WASHINGTON, The Washington Post
In its first two months, the Bush administration has managed to defuse some of the international opposition to its missile defense plans by showing determination to proceed, appealing for unity among allies and engaging in subtle horse trading, particularly with Britain.
The administration’s strategy in meetings with foreign leaders — including British Prime Minister Tony Blair and South Korean President Kim Dae-jung — has been to seek accord on the fundamental need for some kind of missile defense, while postponing discussion of precisely what type of system should be built and how to rewrite arms control agreements to allow it.
Blair and Kim made clear that they continue to have concerns about America’s plans. But under the White House’s prodding, both of them signed nearly identical communiques acknowledging the existence of long-range missile threats and the need for defense to be part of a strategy against such threats.
“We’re not expecting anyone to say, ‘Gee, anything the Americans do we’ll be happy with,'” a senior Bush administration official said before the Kim meeting.”What we’re looking for is that they understand that the world has changed, that they understand it takes offensive and defensive, as well as nonproliferation, efforts to deal with a changing world. And that they understand that the president of the United States is absolutely serious about deployment of missile defenses when appropriate. … That’s all we’re asking from anyone at this time.”

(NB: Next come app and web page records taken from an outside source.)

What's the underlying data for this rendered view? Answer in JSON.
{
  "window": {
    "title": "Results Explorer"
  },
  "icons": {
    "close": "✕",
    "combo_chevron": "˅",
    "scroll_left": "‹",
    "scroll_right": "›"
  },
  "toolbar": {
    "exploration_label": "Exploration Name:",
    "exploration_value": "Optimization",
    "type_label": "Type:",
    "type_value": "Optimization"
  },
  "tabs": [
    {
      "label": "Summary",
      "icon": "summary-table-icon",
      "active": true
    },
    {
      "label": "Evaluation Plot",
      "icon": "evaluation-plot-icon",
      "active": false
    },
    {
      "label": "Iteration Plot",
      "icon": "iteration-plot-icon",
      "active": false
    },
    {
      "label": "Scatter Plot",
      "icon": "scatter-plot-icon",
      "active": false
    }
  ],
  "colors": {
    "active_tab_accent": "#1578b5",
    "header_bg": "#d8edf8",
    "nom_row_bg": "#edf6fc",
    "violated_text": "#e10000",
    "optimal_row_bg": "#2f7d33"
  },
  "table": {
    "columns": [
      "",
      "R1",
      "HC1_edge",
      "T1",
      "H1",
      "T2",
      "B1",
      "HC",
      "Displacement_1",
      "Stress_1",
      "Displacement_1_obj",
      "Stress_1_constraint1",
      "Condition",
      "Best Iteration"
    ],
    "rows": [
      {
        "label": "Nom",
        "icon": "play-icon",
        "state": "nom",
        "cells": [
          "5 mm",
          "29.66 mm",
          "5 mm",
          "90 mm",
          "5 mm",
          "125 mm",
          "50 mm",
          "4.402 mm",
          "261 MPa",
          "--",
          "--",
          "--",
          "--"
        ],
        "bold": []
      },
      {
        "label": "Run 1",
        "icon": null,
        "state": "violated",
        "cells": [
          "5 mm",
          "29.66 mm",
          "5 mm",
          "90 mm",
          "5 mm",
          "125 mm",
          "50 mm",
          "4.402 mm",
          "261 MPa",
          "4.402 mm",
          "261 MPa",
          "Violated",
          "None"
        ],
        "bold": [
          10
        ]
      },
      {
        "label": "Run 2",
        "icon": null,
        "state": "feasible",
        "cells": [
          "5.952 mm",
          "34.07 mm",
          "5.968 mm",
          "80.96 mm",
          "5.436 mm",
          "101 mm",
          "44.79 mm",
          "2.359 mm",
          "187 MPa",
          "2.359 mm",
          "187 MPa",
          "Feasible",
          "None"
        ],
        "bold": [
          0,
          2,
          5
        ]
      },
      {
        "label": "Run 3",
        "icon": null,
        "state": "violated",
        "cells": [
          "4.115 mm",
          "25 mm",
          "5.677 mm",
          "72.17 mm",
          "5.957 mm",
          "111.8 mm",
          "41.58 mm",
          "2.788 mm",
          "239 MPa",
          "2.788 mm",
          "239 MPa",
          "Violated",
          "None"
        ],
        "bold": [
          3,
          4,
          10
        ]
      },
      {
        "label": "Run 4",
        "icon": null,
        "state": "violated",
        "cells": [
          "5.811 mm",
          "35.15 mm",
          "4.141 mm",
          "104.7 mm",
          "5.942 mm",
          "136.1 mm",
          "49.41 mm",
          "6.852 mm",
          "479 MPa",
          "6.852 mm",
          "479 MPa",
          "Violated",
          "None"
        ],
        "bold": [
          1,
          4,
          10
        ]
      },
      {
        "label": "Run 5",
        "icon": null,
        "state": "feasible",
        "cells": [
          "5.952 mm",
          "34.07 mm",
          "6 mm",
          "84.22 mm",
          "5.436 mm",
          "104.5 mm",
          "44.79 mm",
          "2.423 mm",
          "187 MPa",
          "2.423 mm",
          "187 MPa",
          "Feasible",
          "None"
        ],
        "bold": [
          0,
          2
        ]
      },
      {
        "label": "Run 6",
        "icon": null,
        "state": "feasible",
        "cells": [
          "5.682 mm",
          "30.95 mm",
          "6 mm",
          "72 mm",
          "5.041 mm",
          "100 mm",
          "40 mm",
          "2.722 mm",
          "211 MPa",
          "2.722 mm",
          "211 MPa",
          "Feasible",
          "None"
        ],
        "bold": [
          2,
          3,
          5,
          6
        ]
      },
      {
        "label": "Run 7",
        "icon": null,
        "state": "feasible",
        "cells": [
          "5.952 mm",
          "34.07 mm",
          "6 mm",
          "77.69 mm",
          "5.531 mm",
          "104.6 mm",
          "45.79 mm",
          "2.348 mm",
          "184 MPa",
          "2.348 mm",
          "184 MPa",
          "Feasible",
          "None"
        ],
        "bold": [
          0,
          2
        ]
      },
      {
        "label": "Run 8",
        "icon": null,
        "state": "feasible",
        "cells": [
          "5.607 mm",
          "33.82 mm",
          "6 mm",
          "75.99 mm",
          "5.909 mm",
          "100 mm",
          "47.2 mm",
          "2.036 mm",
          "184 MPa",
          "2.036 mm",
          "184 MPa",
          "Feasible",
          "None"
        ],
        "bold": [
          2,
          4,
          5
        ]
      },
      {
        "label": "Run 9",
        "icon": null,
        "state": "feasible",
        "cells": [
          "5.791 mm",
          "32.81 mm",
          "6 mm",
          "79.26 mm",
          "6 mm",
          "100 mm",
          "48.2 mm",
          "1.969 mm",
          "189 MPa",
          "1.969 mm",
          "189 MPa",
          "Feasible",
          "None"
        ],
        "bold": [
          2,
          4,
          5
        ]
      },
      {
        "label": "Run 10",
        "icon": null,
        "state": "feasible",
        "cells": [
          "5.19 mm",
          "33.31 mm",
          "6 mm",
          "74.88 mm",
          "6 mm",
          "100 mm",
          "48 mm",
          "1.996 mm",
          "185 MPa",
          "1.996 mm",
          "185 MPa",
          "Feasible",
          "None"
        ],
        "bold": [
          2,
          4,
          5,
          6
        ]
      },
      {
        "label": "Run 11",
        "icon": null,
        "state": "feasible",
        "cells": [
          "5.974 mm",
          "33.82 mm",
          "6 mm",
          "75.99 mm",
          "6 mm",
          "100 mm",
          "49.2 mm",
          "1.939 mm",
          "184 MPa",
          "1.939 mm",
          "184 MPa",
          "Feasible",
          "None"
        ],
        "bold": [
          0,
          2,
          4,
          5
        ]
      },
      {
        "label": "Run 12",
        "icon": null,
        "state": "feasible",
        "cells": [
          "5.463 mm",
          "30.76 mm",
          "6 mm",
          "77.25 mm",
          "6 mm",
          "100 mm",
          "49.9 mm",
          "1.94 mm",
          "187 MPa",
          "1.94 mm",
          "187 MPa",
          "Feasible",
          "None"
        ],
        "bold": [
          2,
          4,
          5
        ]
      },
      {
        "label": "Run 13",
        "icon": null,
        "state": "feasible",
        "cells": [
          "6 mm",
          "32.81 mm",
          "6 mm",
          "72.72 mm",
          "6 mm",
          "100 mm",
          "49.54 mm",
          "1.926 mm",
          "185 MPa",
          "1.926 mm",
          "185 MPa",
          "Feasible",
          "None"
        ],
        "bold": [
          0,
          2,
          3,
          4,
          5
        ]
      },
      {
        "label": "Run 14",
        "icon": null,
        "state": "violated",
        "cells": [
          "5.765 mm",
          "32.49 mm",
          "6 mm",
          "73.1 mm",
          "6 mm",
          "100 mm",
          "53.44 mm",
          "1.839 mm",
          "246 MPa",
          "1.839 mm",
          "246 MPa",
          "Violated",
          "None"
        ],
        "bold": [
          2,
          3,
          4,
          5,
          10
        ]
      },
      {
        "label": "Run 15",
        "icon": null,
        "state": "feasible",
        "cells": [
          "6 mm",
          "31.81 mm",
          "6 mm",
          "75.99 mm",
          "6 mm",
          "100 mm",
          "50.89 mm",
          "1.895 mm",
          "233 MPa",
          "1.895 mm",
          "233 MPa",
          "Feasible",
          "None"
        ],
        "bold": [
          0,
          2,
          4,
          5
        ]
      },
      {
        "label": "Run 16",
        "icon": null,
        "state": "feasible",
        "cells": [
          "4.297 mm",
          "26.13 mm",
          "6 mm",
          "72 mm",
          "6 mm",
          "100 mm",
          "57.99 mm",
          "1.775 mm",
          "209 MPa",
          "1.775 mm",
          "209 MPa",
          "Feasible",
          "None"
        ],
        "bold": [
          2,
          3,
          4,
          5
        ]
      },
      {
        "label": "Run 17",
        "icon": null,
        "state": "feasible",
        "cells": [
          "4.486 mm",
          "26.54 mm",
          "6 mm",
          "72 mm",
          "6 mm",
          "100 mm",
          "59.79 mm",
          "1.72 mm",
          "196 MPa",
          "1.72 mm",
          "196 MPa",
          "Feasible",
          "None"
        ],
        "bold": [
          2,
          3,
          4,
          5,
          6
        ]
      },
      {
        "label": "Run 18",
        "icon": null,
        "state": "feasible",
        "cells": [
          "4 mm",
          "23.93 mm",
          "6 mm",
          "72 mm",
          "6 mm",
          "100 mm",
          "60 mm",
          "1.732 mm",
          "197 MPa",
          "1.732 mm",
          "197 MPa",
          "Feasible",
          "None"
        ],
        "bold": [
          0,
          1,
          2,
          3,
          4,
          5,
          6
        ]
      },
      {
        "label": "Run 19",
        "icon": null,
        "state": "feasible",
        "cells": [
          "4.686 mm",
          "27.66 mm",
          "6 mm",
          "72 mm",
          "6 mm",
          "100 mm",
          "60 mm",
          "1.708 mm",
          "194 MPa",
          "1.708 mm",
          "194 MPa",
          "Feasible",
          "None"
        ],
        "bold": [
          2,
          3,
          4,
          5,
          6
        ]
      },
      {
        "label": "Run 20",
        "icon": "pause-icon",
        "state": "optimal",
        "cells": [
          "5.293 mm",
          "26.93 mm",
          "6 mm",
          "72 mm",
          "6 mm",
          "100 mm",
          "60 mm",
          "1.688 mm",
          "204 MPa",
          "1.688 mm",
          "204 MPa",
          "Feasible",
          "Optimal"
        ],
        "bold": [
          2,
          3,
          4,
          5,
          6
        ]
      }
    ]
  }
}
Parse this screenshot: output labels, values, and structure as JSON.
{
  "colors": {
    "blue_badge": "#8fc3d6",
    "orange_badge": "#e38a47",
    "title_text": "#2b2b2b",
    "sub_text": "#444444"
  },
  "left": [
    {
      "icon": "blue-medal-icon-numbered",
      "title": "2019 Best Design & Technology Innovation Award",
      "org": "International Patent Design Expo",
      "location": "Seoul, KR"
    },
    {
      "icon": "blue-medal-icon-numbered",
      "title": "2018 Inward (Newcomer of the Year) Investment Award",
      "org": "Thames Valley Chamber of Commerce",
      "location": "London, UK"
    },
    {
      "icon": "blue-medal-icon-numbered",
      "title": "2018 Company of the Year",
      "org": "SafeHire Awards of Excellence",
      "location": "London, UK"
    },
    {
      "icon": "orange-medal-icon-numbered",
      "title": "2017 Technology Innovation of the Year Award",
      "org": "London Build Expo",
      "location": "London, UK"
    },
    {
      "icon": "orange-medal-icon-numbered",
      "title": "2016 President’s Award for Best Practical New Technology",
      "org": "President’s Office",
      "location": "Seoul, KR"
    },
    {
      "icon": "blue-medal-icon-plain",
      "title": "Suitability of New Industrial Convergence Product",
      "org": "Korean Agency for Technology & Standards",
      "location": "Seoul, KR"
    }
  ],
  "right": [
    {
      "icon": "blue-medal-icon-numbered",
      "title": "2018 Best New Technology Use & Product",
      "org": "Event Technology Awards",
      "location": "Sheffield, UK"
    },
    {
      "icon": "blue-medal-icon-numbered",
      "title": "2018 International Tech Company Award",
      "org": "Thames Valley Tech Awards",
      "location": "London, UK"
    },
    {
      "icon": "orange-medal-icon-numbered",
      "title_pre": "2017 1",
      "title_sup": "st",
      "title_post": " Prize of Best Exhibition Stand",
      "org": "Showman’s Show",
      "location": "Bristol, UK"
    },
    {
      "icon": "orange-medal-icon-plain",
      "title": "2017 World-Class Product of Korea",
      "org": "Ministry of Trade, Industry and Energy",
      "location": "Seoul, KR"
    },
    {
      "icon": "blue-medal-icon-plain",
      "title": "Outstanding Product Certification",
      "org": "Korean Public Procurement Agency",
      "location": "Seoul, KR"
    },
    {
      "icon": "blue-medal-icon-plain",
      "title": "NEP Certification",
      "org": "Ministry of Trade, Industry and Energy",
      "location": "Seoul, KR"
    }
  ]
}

Foreign leaders have bowed in part to a sense that a U.S. missile defense system is inevitable. “There is a recognition in the alliance that the decision has been taken and the (Bush) administration will not be talked out of it and that we should have a healthy discussion about how and when,” said NATO’s British secretary general, George Robertson.
During last year’s election campaign, Bush strongly advocated national and theater missile defense systems that would protect not only the 50 states, but also America’s allies and troops stationed abroad. The Clinton administration had pursued a more limited system and had tried, without success, to negotiate with Russia over amendments to the 1972 Anti-Ballistic Missile Treaty, which prohibits national missile defenses. Bush and his advisers dismissed the ABM Treaty as “a relic” and said a system should be built regardless of Russia’s opposition.
Since taking office, however, Bush has neither rushed to abrogate the treaty nor pushed talks with Moscow. Rather, the administration’s priority has been to allay the widespread fear among America’s allies that Bush’s plan could fuel an arms race among countries eager to overwhelm the new defenses, undermine the basic architecture of arms control and separate America, which would possess enormously costly missile defenses, from the rest of the world.
In early February, Defense Secretary Donald Rumsfeld told European leaders gathered in Munich that missile defense “should be of concern to no one, save those who would threaten others.” And to emphasize that America will share its defenses, Bush administration officials have dropped the word “national” when talking about missile defense.
“I think that taking the ‘N’ out of ‘NMD’ has changed perceptions” that the United States would use missile defense to withdraw from, or dictate to, the rest of the world, Robertson said in Washington.
European leaders can afford to soft-pedal their opposition partly because the reality of missile defense is far away. Its technical feasibility remains unproven. The Bush administration has not decided whether it wants a system that intercepts missiles in mid-flight or in their initial “boost” phase. And even if the plans were clear and workable, it would take years — and tens of billions of dollars — to build.
“All the political downsides — seeming disputes with allies, upset with Russia and China — all the negative political effects of these come now even though the military payoff is years down the road,” said another senior Bush administration official. “That’s what we’re dealing with. Part of the job now is getting a common framework.”